→ YOUR OBJECTIVE
Using the listing below, extract each line that has the word "maxresdefault" in it.

→ STORED DATA
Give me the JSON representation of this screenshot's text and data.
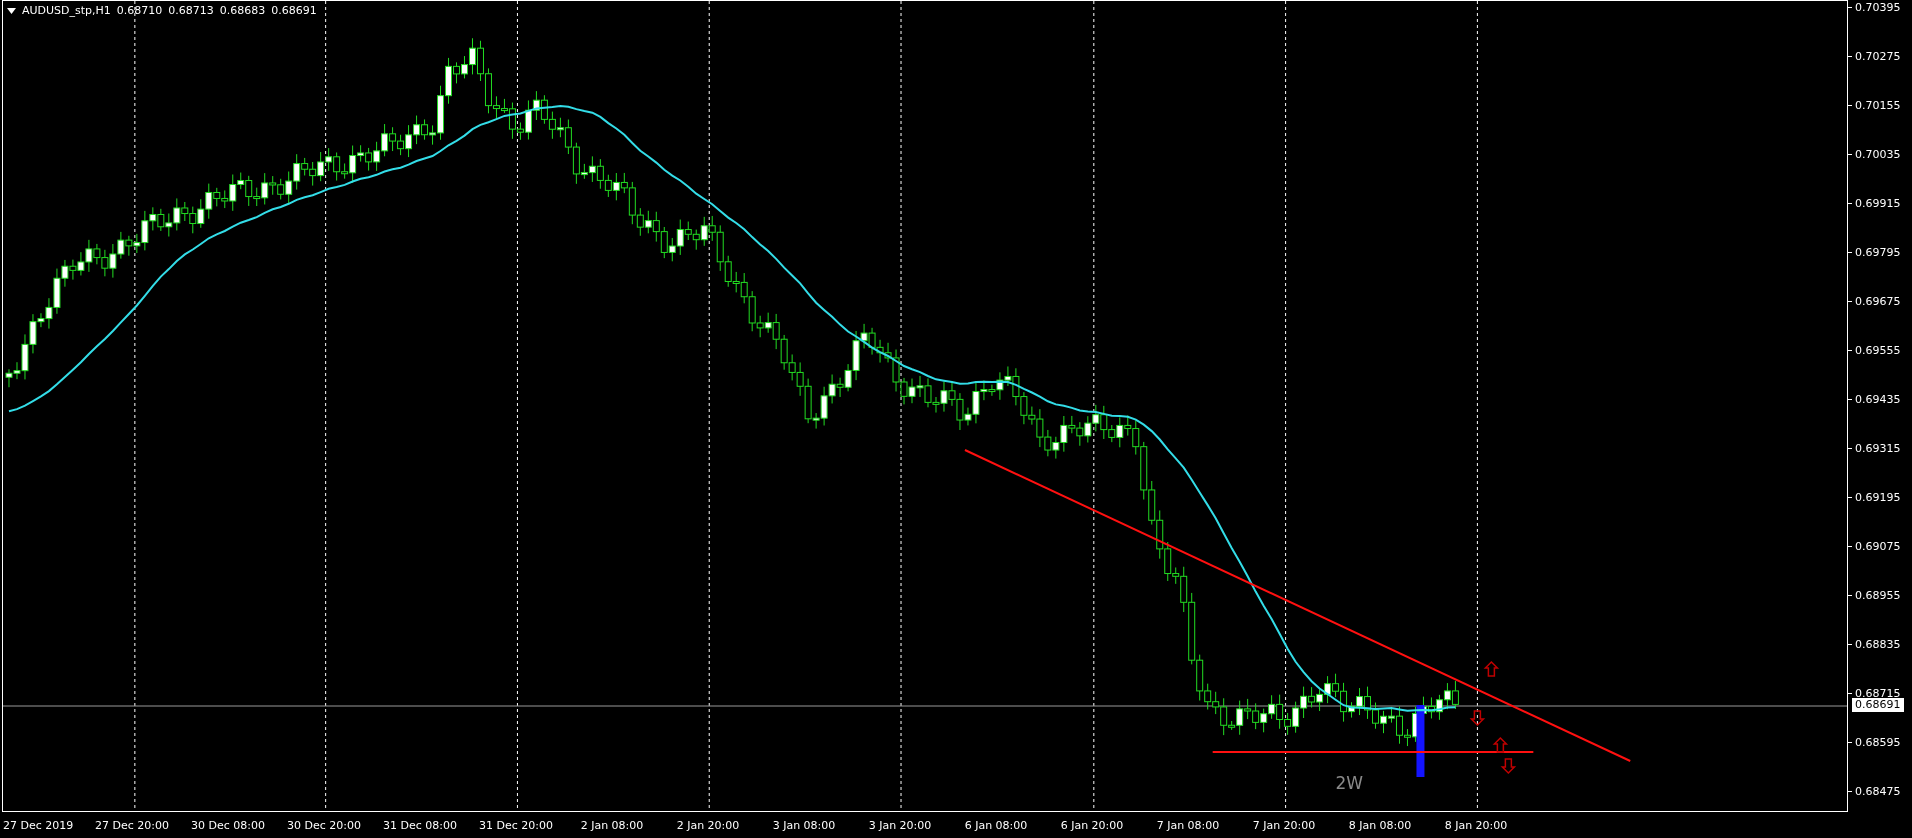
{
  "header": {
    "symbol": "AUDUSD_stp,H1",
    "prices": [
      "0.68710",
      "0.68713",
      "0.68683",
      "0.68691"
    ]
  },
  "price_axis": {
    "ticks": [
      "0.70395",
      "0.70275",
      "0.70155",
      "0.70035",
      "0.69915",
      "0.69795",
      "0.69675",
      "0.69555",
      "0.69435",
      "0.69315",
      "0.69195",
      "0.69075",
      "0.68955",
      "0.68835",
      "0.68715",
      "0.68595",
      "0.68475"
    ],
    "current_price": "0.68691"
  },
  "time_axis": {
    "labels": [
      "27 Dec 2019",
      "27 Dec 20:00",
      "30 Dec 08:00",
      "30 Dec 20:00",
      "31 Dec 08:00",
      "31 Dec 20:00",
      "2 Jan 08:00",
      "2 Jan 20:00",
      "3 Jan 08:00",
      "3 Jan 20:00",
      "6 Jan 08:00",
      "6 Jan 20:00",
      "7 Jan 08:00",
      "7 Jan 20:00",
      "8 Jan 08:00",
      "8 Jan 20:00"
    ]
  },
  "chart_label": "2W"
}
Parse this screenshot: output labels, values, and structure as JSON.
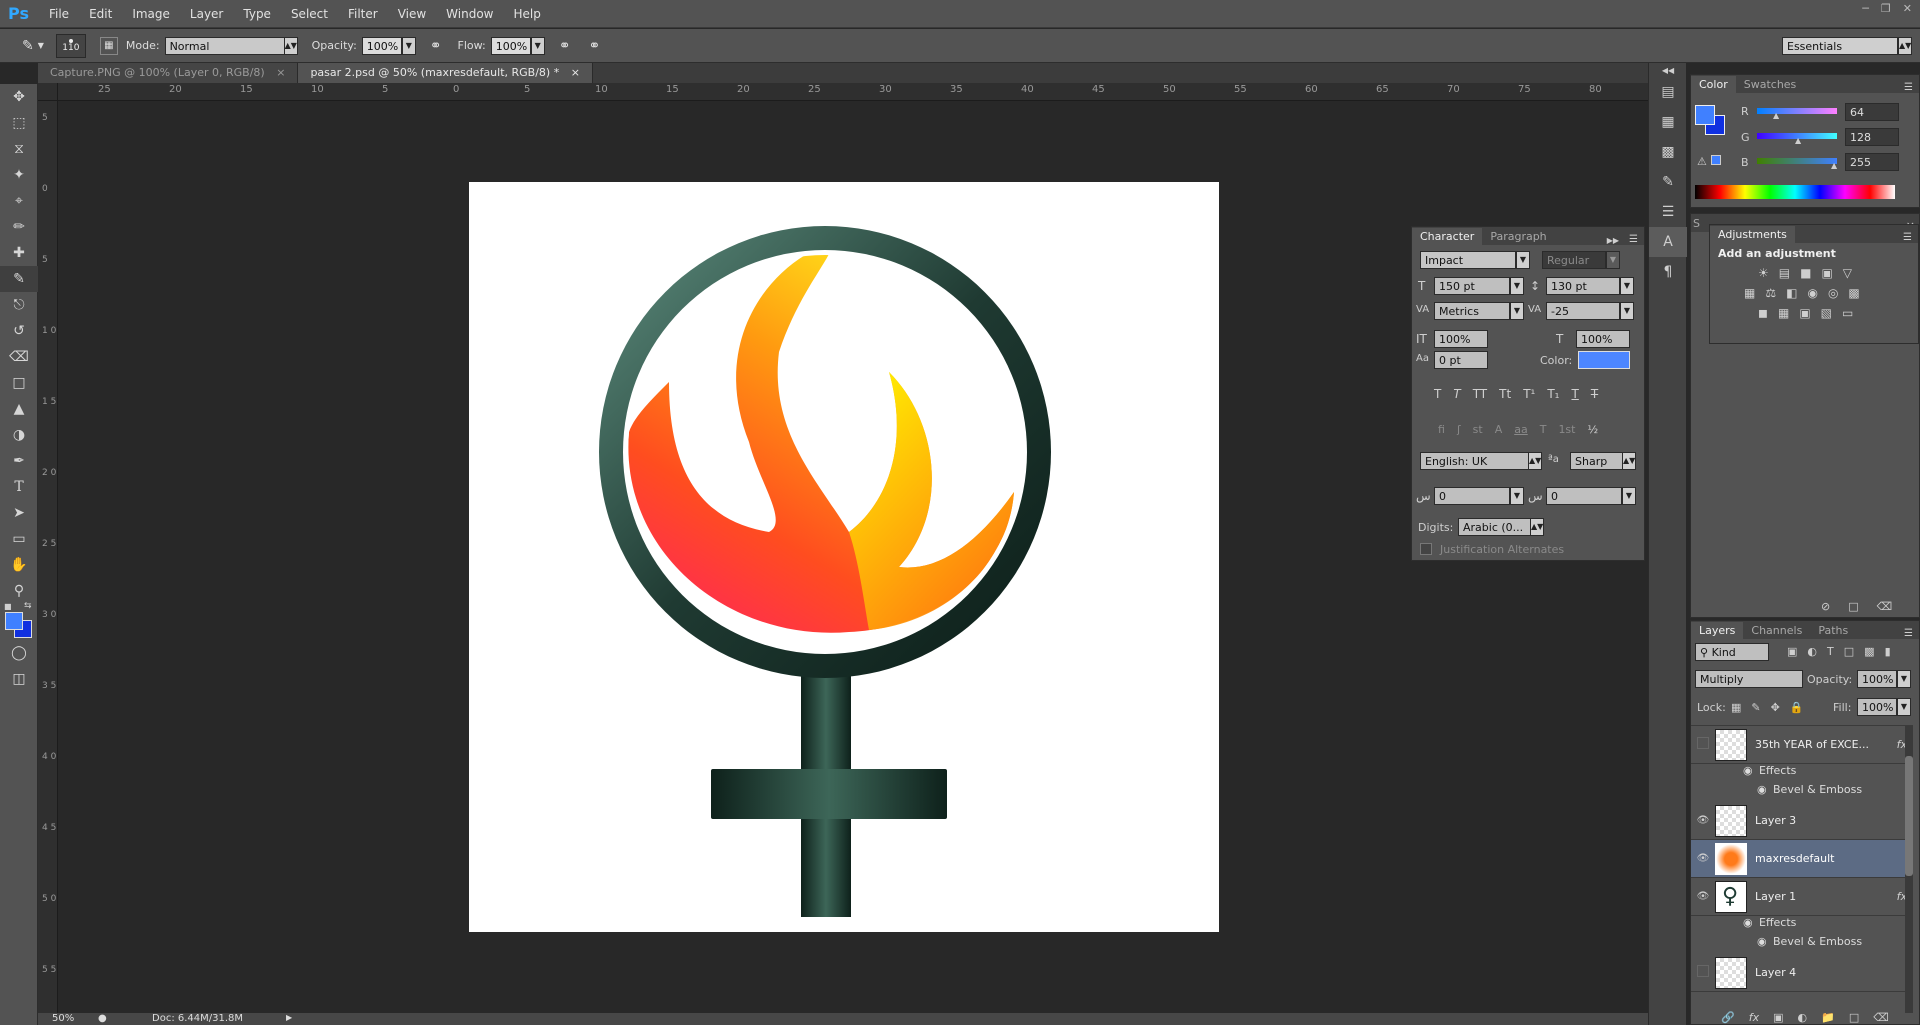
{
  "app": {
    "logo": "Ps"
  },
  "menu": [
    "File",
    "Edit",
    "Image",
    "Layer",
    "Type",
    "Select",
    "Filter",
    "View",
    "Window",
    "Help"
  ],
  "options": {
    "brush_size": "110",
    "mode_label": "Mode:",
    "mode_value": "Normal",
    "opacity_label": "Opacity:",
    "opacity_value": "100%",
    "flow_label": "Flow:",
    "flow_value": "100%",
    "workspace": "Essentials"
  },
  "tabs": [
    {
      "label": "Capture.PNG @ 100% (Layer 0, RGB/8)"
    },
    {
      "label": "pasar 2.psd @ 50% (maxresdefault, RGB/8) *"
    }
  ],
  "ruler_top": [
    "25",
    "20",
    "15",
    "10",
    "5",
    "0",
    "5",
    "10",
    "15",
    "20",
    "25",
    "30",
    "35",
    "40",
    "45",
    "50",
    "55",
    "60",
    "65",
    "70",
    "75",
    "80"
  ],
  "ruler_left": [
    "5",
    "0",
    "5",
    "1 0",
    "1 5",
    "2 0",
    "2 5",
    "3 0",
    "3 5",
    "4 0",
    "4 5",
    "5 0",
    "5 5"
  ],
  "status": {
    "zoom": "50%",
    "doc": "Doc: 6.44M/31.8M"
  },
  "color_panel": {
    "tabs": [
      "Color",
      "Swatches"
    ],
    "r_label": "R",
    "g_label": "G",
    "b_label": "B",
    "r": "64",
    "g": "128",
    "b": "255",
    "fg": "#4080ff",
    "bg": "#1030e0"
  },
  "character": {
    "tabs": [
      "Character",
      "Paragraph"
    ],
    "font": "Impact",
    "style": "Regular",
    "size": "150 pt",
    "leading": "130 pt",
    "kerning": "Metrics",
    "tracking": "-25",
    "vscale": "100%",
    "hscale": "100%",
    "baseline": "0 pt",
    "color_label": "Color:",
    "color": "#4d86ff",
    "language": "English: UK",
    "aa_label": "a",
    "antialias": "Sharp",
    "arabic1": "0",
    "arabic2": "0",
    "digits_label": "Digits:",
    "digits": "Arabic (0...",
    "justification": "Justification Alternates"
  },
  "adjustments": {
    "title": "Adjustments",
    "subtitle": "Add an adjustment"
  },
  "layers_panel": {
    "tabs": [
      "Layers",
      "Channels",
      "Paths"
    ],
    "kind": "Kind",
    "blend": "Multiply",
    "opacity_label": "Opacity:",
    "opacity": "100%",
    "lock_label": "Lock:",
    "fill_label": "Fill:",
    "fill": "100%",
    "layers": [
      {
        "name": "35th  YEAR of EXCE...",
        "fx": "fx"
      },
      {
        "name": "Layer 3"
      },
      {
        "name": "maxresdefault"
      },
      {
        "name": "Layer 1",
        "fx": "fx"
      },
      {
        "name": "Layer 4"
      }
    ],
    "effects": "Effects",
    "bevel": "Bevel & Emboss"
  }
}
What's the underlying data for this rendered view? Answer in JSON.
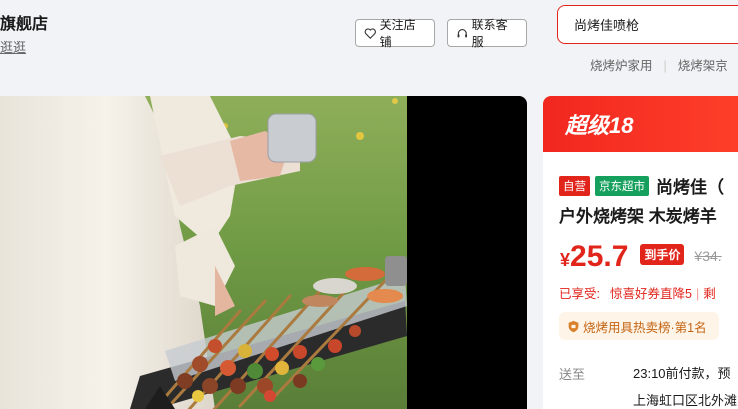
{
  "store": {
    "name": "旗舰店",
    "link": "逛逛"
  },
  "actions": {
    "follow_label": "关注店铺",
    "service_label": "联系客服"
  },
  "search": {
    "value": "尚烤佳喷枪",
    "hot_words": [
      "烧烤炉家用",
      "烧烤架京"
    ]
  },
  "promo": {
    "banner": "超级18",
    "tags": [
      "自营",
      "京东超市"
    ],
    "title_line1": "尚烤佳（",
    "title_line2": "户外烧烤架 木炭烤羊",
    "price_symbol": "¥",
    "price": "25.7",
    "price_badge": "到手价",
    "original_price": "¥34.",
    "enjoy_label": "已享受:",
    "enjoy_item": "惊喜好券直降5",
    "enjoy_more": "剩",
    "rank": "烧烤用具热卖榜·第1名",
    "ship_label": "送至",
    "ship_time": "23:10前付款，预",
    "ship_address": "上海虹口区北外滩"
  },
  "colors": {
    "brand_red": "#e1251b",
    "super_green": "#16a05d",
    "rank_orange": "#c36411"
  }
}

→ REPLY
      "label": "pasar 2.psd @ 50% (maxresdefault, RGB/8) *"
        "name": "maxresdefault"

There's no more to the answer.